Starring: Bryan Brown, Bryan Dennehy

FX is weird; it premiered in 1986 at the top of the American box office with a Hollywood attempting to make another movie star out of a rugged Australian in Bryan Brown(ALONG CAME POLLY) after Paul Hogan became a worldwide hit following CROCODILE DUNDEE. It’s all the wrong lessons Hollywood learns from a gigantic hit but got to give FX credit for its ludicrous premise and commitment to its high concept. 

Brown was starring alongside Brian Dennehy (TOMMY BOY) as a special effects artist for the movie business who’s hired to stage an assassination using his tricks of the trade. But, of course, the hit goes wrong, and Brown is on the run from a gaggle of gangsters led by Lumiere the Candle himself, Jerry Orbach. The film directed by Robert Mandell amounts to essentially being about a man booby-trapping set-pieces to play pranks on the mafia. 

The returns are diminishing, but 36 years ago, this concept wasn’t such a bad idea, with practical effects being at their peak within the industry. The casting of Bryan Brown…not as defensible. 

FX2: Not Screened

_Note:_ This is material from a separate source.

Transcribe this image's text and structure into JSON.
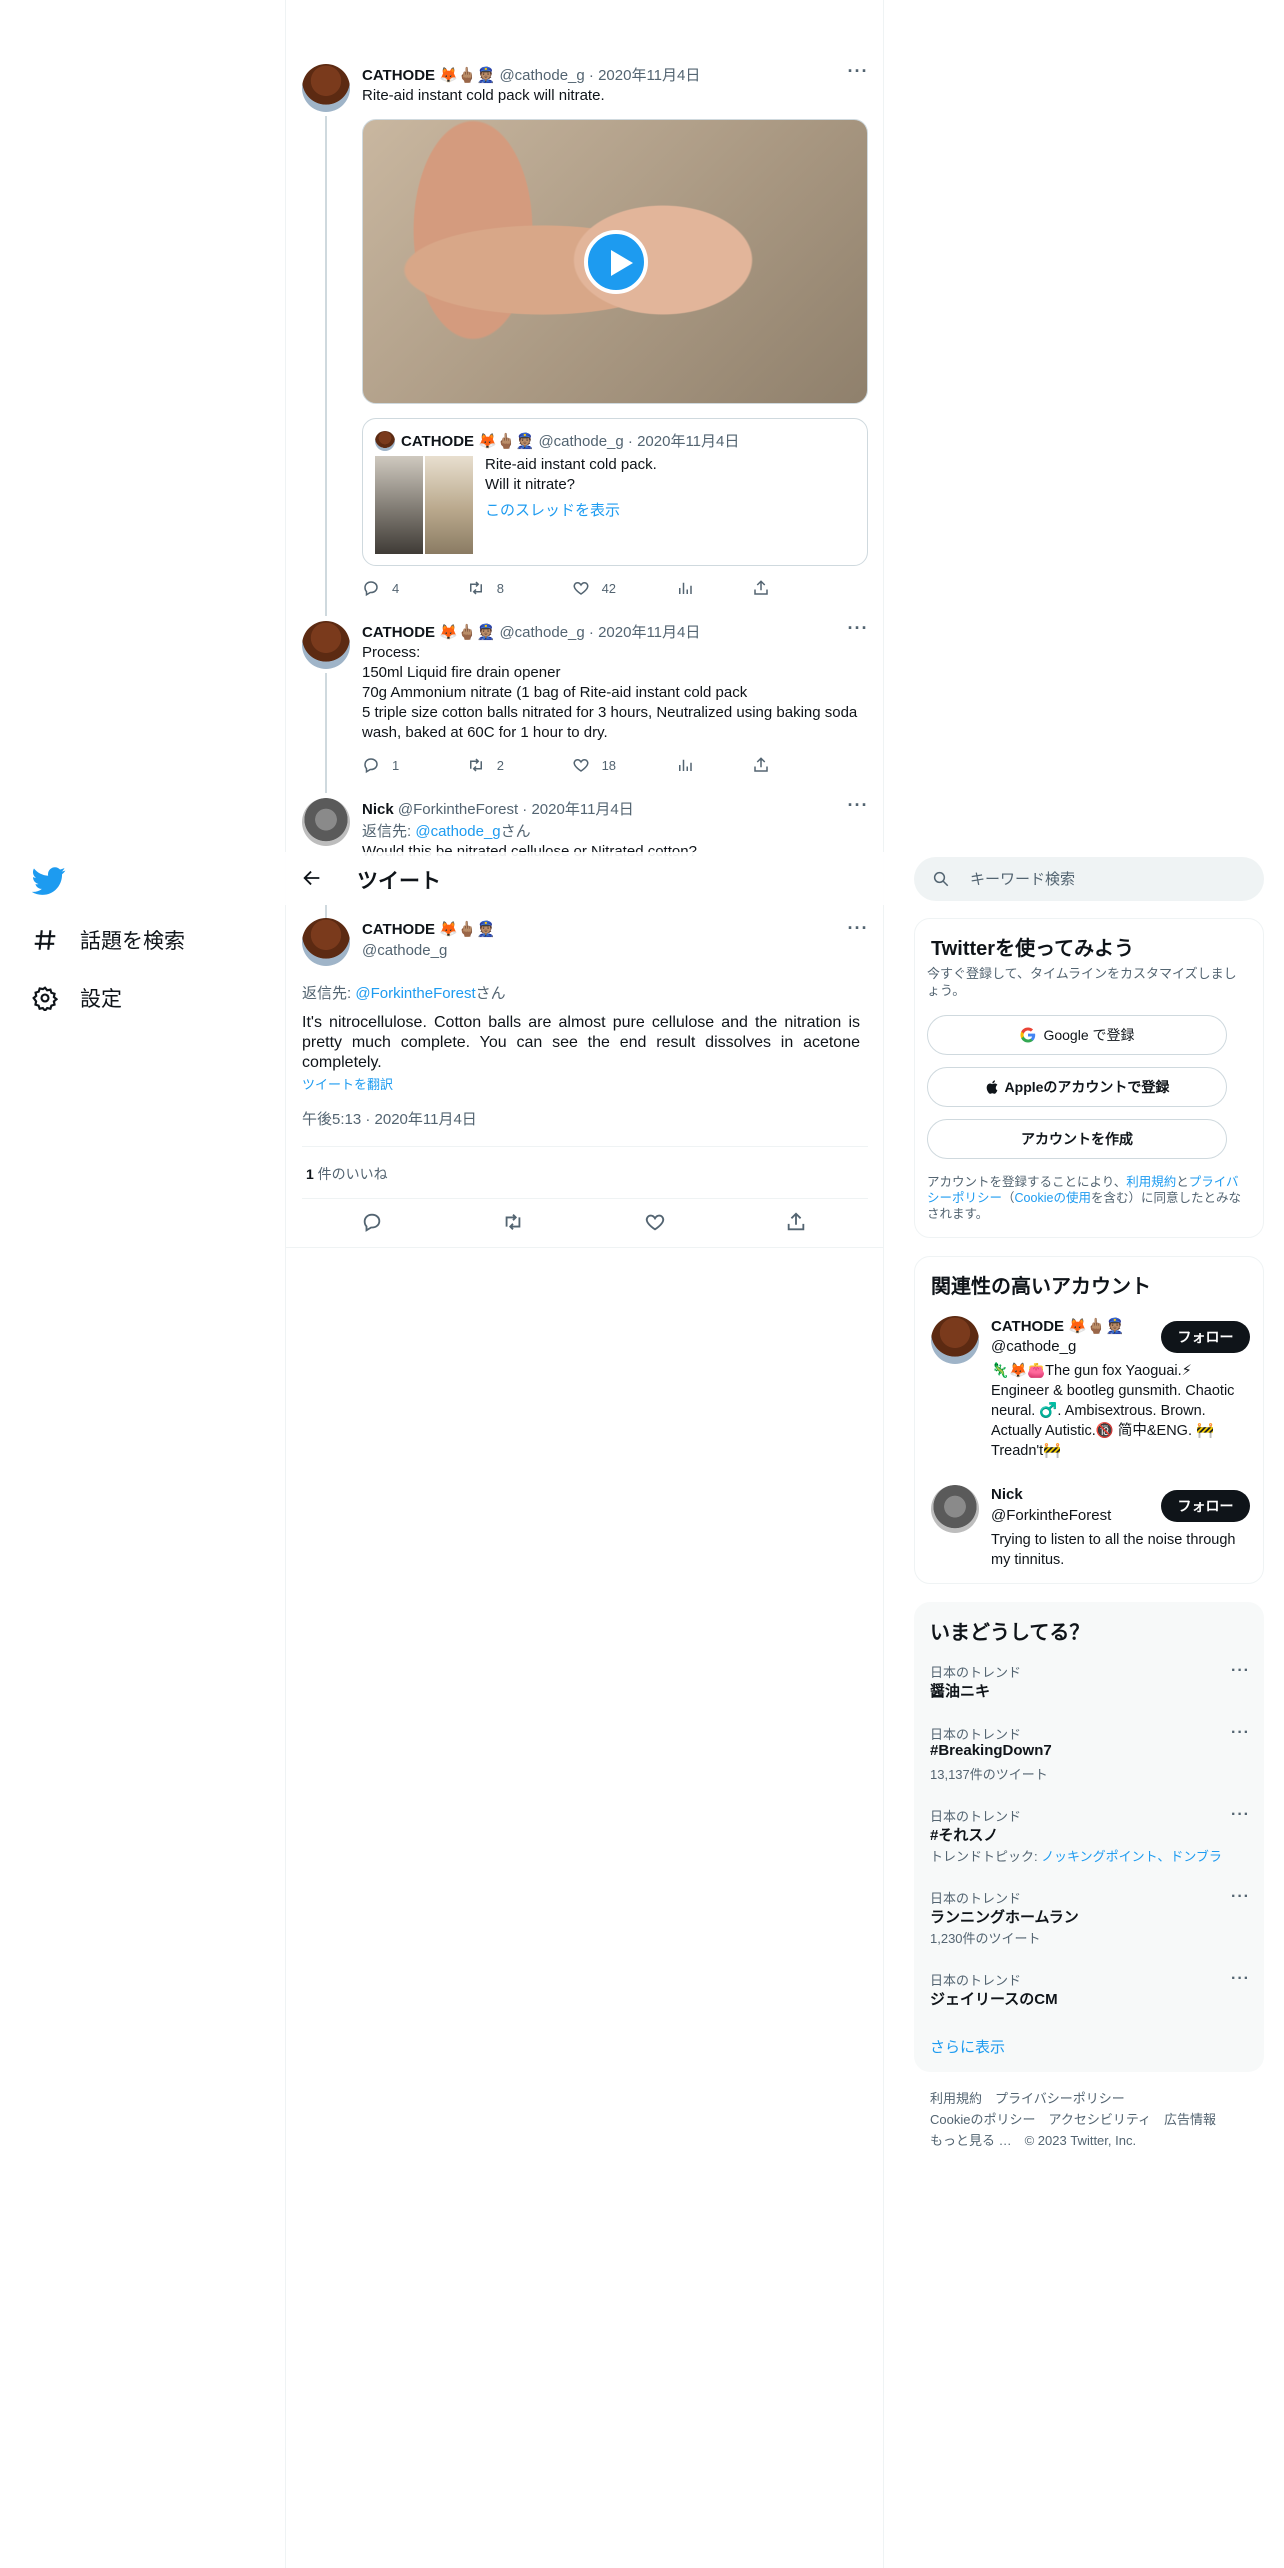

Special Features: The features are a bit light, but lest we forget the importance of preserving these films in blu ray amber. While most modern film fans hardly know the FX franchise, Kino’s curation molds a special place for making movies that the American public knew for a fortnight and showcasing them in a new package, with snappy artwork while offering the proper context for the film itself. 

The discs include an on-camera interview with Robert Mandell and standard behind-the-scenes features. It’s pretty unremarkable, but there’s never been any other film with the alchemy of FX. 

Grade: B-


Rated PG-13, 118 minutes
Directed by: Guy Hamilton
Starring: Fred Ward, Wilford Brimley, Joel Grey

Speaking of being preserved in amber, 1985’s REMO WILLIAMS: THE ADVENTURE BEGINS one of the hilarious appearances by Wilford Brimley in a mid-budget action film of the era. The man stone-faced with a soup strainer mustache for the ages looks like he’s been 60 years old for the better part of the 20th century. His effortless commitment to sitting at a desk and griping at the film’s star Fred Ward (TREMORS) off and on for 120 minutes is transcendent. 

The film itself is just okay, if not morally reprehensible, having Joel Grey (CABARET), a caucasian actor, being put in Asian makeup as Remo Williams’s strange sensei. The film directed by Guy Hamilton (GOLDFINGER) has some elements going for it. The politics of the picture are unhinged, and a few of the action set pieces involving climbing the scaffolding around the Statue of Liberty is genuinely compelling. The issue with REMO WILLIAMS as a film and as a character is it didn’t have the juice to compare to its contemporaries. 

Cannon films were killing it (quite literally) on the low-budget side of things, while Stallone and Schwarzenegger were crushing it at the box office. REMO WILLIAMS: THE ADVENTURE BEGINS overly long and just can’t compare with other films of the era. The only thing genuinely going for it is originality, and it can’t even accomplish that well. 

Special features: Apparently, everyone creatively involved with REMO WILLIAMS was available to talk about this film. The features are stacked and encompass the parts of the film that work quite well, namely the score and the training style employed within the film. Taking a deeper look at the film in the feature CREATED, THE DESTROYER gives more backstory to the character known from the book series Destroyer.

Other highlights include Secrets of Sinanju: Training Remo Williams and Assassin’s Tune: Composing Remo Williams, which has a memorable score. 

About author

James C. Clay

James Cole Clay has been working as a film critic for the better part of a decade covering new releases, blu ray reviews and the occasional drive-in cult classic. His writing is dedicated to discovering social politics through diverse voices, primarily focusing on Women In Film and LGBTQ cinema.